His photos, ranging from the Yosemite waterfalls in California and the Grand Tetons in Wyoming, sang the ballads of American wilderness. Both via his majestic black and white photos and tireless campaigns, Ansel had revitalized the Sierra Club. Here, his son, Michael, recalls a trip he took with his father — then on an assignment from the Department of the Interior — a trip on which Ansel Adams captured one of his most famous pictures, that of “the expansive heavens stretching above the cemetery of a tiny Western town” in Hernedez, New Mexico:

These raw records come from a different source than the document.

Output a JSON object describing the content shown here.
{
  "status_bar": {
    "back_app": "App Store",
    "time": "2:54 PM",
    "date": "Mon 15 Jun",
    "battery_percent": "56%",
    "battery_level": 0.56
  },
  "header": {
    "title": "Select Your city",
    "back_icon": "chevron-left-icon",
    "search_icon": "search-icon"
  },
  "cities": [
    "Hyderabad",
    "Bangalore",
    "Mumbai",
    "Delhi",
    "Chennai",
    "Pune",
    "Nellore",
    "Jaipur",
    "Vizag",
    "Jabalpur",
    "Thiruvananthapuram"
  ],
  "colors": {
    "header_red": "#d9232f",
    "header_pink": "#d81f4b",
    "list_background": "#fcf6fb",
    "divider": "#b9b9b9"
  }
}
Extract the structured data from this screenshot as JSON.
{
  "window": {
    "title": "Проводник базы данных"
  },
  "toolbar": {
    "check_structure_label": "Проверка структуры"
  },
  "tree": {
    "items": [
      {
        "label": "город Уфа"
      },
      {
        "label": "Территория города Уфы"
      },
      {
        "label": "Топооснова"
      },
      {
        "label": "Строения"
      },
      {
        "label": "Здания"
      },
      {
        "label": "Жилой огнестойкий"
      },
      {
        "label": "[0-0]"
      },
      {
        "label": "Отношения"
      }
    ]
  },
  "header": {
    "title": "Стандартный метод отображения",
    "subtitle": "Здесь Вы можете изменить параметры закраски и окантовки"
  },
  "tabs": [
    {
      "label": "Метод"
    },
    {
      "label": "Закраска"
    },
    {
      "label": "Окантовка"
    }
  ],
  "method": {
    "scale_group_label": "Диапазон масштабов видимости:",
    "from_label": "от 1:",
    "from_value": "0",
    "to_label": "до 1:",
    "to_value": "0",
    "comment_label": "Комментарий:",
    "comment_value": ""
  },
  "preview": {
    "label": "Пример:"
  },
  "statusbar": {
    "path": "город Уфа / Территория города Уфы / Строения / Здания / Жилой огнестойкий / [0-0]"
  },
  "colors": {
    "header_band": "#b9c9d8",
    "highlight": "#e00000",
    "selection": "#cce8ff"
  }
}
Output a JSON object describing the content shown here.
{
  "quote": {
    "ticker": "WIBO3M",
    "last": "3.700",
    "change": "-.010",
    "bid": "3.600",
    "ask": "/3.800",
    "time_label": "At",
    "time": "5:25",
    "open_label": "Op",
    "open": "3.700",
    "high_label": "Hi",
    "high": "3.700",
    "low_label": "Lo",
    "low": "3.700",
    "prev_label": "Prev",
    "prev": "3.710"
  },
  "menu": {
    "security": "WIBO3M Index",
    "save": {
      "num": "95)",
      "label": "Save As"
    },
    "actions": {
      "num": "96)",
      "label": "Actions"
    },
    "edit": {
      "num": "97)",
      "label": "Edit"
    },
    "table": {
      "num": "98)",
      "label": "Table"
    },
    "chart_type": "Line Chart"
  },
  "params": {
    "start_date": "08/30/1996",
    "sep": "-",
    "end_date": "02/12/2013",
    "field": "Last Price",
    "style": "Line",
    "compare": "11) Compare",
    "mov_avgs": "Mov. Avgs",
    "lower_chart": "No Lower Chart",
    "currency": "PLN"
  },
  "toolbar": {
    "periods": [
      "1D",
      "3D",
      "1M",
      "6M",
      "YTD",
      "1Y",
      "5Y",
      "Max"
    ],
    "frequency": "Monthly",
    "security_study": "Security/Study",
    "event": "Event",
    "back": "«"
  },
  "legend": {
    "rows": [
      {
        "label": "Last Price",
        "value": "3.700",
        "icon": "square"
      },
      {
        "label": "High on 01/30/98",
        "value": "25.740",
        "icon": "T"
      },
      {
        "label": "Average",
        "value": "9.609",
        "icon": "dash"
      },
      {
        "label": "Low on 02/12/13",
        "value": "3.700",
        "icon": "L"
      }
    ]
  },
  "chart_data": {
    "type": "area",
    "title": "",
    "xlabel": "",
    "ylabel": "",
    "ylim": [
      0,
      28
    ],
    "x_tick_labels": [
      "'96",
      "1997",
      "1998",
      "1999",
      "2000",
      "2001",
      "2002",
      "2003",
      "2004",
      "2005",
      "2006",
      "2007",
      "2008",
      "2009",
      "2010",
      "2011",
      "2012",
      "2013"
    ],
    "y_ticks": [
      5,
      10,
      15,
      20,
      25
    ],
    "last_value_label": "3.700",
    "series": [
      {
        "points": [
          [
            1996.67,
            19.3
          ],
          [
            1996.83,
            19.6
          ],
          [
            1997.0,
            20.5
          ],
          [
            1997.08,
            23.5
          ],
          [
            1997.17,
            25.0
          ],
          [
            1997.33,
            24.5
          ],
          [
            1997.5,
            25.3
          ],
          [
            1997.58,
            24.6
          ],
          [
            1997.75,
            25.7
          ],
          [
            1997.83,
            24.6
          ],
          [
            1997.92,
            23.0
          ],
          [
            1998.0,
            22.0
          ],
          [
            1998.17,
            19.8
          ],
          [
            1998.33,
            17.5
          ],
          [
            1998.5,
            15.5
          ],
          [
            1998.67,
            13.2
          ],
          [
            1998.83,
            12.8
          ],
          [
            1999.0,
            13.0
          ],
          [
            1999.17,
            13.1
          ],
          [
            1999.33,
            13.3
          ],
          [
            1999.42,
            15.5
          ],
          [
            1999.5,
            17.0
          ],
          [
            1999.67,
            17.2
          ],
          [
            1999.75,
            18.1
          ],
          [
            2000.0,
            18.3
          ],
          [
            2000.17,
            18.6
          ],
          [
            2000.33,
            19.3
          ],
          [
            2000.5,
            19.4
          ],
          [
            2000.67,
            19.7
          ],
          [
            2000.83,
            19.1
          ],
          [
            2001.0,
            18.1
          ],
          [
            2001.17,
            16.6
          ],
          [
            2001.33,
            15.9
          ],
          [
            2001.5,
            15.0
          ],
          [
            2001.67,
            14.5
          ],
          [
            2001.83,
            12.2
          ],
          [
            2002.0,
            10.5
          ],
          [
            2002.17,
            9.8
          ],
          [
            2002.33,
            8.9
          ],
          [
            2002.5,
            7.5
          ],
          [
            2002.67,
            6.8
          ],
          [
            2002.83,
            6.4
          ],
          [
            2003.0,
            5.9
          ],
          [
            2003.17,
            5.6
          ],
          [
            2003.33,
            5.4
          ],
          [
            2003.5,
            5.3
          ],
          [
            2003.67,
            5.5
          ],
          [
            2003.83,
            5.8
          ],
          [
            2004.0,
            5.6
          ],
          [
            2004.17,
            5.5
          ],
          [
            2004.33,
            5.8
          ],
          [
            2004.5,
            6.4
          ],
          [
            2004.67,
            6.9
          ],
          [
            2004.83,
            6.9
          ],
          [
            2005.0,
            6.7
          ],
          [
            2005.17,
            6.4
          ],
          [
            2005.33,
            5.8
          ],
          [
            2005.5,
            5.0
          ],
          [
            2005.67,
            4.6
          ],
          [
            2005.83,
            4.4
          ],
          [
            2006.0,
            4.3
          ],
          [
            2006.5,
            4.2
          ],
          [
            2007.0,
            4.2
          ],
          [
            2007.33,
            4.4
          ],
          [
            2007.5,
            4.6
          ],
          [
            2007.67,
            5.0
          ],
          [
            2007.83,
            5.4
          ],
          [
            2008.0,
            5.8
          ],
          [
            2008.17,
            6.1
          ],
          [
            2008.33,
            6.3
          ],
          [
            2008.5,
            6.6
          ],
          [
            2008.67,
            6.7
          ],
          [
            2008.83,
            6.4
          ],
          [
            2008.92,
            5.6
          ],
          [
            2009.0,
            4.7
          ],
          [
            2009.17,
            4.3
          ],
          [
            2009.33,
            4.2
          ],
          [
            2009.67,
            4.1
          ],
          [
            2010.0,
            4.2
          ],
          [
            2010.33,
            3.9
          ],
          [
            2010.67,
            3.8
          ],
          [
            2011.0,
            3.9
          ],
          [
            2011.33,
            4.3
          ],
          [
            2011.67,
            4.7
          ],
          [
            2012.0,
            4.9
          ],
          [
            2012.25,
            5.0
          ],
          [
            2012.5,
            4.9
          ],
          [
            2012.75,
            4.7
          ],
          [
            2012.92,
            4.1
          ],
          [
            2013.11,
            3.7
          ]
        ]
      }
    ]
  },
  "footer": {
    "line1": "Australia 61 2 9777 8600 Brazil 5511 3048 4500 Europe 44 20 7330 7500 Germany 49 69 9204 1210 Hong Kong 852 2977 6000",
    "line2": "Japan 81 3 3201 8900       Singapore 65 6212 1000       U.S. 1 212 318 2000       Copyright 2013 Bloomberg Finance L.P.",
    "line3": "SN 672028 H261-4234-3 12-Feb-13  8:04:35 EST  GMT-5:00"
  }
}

[It is] probably Ansel’s most famous picture. And I was very fortunate to be there when it was taken. I was seven years old. We were coming back to Santa Fe from north, and Ansel saw this image. He pulled the car off the road very rapidly, got out — got us — there were two of us also with him, and we were trying to get the tripod, and he got the camera on it, and he had made the — looked at the picture and then he wanted his exposure meter, but he couldn’t find it. So, he knew that the luminance of the moon was 250 foot-candles, and from that, he derived the exposure. He took that picture, put the slide back in the film holder, turned the film holder around. Before he could pull the slide to take a second one, all the light in the foreground was gone! …

If you look at the plain image, just the straight image of this, and then you look at this final print, there’s a huge difference, and this was part of Ansel’s magic is what he could do in the darkroom.”

Indeed, the later images had a darker sky than earlier prints. Alas, the photo was so wildly popular that Adams made hundreds of prints of it, and its copies came up for auction so often that dealers and collectors used its prices as an informal benchmark to indicate the strength of the photography prints market in the 1970s. It also inspired a cottage industry among astronomers to determine when exactly the photo was taken (using the moon’s position) for Adams rarely recorded exact dates for his images. Their verdict? : around 5 p.m., one late October/early November day in 1941.

[Footnote: Adams himself had given varying backstories to how he came about to capture the scene in his many photobooks.]

Filed under: Culture, Society Tagged: Ansel Adams, environment, nature